We arrived in HCM in the early afternoon and were suddenly a bit lost. We did not have a detailed map of the city and it was utter chaos, the traffic was unbelievable, the most frenetic we had seen so far and as we later found out the urban conglomerate was enormous (roughly a third bigger than Greater London). We were in one of the central districts (out of 24 total) and the hotel we had booked from back home was in one of the outer ones, so we found a man with a scooter that agreed to show us the way; it took us over 40 minutes to get to our destination and on our way we had the chance to see how strange Ho Chi Minh was compared to the cities we knew: many buildings seemed to be put together in a random way, there was a motorway going through the city and what I found the strangest was the fact the airport was INSIDE the city, more central than our hotel. All of those things seemed to testify how the development of the urban area had a wild boom that no one really managed, resulting in a really interesting scenario, disorientating and fascinating at the same time.
We checked in and left our luggage at the hotel and headed back to our bikes thinking the man who escorted us would be waiting to take us back to the centre and for a tip, but he wasn’t there, so we found our way back, risking our lives a few times and getting lost once.
When we arrived in one of the central districts we started asking around where to sell our motorbikes until we found a man who asked us to follow him. We rode for 15 minutes trying to keep up with him (I don’t ride slow and tend to be more reckless than my parents and friends would like me to be, but this man was speeding like a crazy, slaloming dangerously in between cars) until we arrived to a garage and some men examined our motorcycles, after bargaining they were still offering us very little so we decided to try elsewhere and found and old man who said he would give us 200USD, not great since we paid $250 each but it didn’t seem like we were going to get any better deal so we accepted. The man cam back after 10 minutes with $190, the fact he had to lie to us was very annoying but we decided to let it go and enjoy the rest of our day.
It was evening already so we spent the rest of our time wandering through markets spending our last Vietnamese Dongs and bargaining to our best abilities, looking (in vain) for cultural landmarks that were signalled on the map and finally stopped for a Vietnamese BBQ where the grill was the table itself (that was really nice and the food we had was tasty).
The city was somewhat overwhelming and we were tired, so I took very few pictures (I regret it a bit).

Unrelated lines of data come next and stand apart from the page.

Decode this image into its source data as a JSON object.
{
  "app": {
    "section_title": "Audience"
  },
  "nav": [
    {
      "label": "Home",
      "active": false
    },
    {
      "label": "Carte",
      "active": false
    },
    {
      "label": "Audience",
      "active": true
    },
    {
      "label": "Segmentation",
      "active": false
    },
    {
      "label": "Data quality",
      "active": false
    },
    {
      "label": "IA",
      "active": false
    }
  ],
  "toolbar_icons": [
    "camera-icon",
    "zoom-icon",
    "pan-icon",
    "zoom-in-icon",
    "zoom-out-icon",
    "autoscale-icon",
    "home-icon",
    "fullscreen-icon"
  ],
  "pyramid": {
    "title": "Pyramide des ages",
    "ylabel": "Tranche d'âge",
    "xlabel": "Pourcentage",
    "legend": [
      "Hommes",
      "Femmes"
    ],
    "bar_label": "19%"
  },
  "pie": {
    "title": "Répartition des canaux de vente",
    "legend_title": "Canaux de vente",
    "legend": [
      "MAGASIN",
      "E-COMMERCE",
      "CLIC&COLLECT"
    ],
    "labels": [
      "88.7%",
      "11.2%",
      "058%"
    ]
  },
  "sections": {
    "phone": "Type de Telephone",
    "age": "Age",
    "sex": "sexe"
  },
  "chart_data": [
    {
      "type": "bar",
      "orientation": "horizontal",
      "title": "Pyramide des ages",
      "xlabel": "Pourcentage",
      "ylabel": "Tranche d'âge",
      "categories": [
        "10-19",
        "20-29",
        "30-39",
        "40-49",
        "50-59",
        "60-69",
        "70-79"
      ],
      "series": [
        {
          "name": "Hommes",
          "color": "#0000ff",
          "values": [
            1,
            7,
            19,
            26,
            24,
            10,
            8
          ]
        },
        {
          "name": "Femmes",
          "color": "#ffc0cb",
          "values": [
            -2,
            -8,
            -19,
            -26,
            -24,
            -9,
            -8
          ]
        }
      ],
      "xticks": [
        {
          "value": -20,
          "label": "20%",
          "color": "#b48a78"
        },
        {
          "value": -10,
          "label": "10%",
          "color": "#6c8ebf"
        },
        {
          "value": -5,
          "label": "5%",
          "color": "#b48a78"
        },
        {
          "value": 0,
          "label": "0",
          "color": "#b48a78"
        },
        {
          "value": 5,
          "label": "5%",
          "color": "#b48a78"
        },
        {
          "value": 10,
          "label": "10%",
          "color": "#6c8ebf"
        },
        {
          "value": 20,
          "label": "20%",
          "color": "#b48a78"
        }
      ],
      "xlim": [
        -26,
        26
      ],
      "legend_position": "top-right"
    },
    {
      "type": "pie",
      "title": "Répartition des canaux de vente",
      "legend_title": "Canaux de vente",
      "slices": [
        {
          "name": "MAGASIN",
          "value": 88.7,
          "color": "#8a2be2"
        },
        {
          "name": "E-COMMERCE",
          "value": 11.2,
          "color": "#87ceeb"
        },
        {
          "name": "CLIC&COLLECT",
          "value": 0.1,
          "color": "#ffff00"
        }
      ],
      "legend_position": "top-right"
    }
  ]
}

The following morning we walked around the area of our hotel and it was surprising how in front of the hotel, with the urban motorway and the big buildings it felt like a metropolis, whereas in the back streets, where the buildings were lower and the walls were empty it felt like we were in a small rural town, the shape of the buildings reminded me of the towns by the sea in Greece or Southern Italy.
After lunch we ordered a taxi and headed to the airport, towards the centre of the city.
It’s hard to find an appropriate way to end this series as it has been an amazing journey, I still feel like with this blog I wasn’t really able to fully explain everything we had seen and learned but I tried and I hope it was entertaining enough to read.
Vietnam is beautiful and I know I will go back someday to explore the areas we had to leave out because of the little time.
Thank you all for making it this far in reading my blog entries!
Thanks to Silvia for being the best travel companion I could have asked for.